++++ LISTED ENTRIES
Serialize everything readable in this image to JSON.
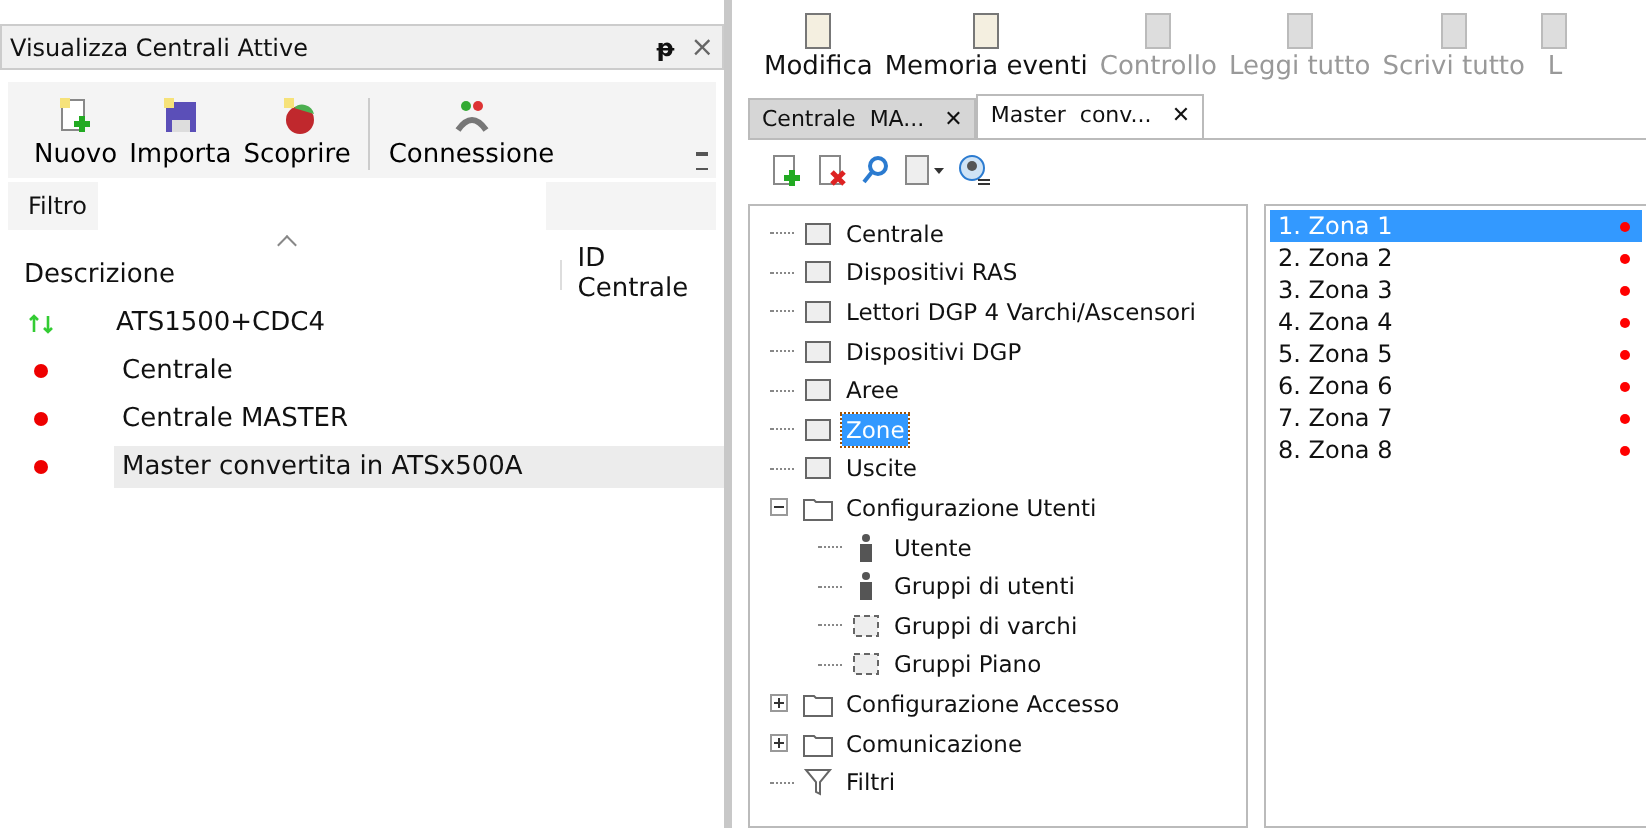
{
  "left_panel": {
    "title": "Visualizza Centrali Attive",
    "pin": "ᵽ",
    "close": "×",
    "toolbar": [
      {
        "label": "Nuovo",
        "kind": "new"
      },
      {
        "label": "Importa",
        "kind": "save"
      },
      {
        "label": "Scoprire",
        "kind": "discover"
      },
      {
        "label": "Connessione",
        "kind": "connect"
      }
    ],
    "filter": {
      "label": "Filtro"
    },
    "table": {
      "columns": [
        "Descrizione",
        "ID Centrale"
      ],
      "rows": [
        {
          "name": "ATS1500+CDC4",
          "kind": "connected",
          "selected": false
        },
        {
          "name": "Centrale",
          "kind": "disconnected",
          "selected": false
        },
        {
          "name": "Centrale MASTER",
          "kind": "disconnected",
          "selected": false
        },
        {
          "name": "Master convertita in ATSx500A",
          "kind": "disconnected",
          "selected": true
        }
      ]
    }
  },
  "main_toolbar": [
    {
      "label": "Modifica",
      "disabled": false
    },
    {
      "label": "Memoria eventi",
      "disabled": false
    },
    {
      "label": "Controllo",
      "disabled": true
    },
    {
      "label": "Leggi tutto",
      "disabled": true
    },
    {
      "label": "Scrivi tutto",
      "disabled": true
    },
    {
      "label": "L",
      "disabled": true
    }
  ],
  "tabs": [
    {
      "label": "Centrale  MA...",
      "close": "✕",
      "selected": false
    },
    {
      "label": "Master  conv...",
      "close": "✕",
      "selected": true
    }
  ],
  "tree": [
    {
      "label": "Centrale",
      "kind": "device",
      "selected": false
    },
    {
      "label": "Dispositivi RAS",
      "kind": "device",
      "selected": false
    },
    {
      "label": "Lettori DGP 4 Varchi/Ascensori",
      "kind": "device",
      "selected": false
    },
    {
      "label": "Dispositivi DGP",
      "kind": "device",
      "selected": false
    },
    {
      "label": "Aree",
      "kind": "device",
      "selected": false
    },
    {
      "label": "Zone",
      "kind": "device",
      "selected": true
    },
    {
      "label": "Uscite",
      "kind": "device",
      "selected": false
    },
    {
      "label": "Configurazione Utenti",
      "kind": "folder",
      "expanded": true,
      "selected": false,
      "children": [
        {
          "label": "Utente",
          "kind": "user",
          "selected": false
        },
        {
          "label": "Gruppi di utenti",
          "kind": "user",
          "selected": false
        },
        {
          "label": "Gruppi di varchi",
          "kind": "device",
          "selected": false
        },
        {
          "label": "Gruppi Piano",
          "kind": "device",
          "selected": false
        }
      ]
    },
    {
      "label": "Configurazione Accesso",
      "kind": "folder",
      "expanded": false,
      "selected": false
    },
    {
      "label": "Comunicazione",
      "kind": "folder",
      "expanded": false,
      "selected": false
    },
    {
      "label": "Filtri",
      "kind": "filter",
      "selected": false
    }
  ],
  "zones": [
    {
      "label": "1. Zona 1",
      "selected": true,
      "color": "#ff0000"
    },
    {
      "label": "2. Zona 2",
      "selected": false,
      "color": "#ff0000"
    },
    {
      "label": "3. Zona 3",
      "selected": false,
      "color": "#ff0000"
    },
    {
      "label": "4. Zona 4",
      "selected": false,
      "color": "#ff0000"
    },
    {
      "label": "5. Zona 5",
      "selected": false,
      "color": "#ff0000"
    },
    {
      "label": "6. Zona 6",
      "selected": false,
      "color": "#ff0000"
    },
    {
      "label": "7. Zona 7",
      "selected": false,
      "color": "#ff0000"
    },
    {
      "label": "8. Zona 8",
      "selected": false,
      "color": "#ff0000"
    }
  ]
}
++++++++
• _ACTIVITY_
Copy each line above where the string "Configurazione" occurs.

• _FINISHED EXERCISE_
      "label": "Configurazione Utenti",
      "label": "Configurazione Accesso",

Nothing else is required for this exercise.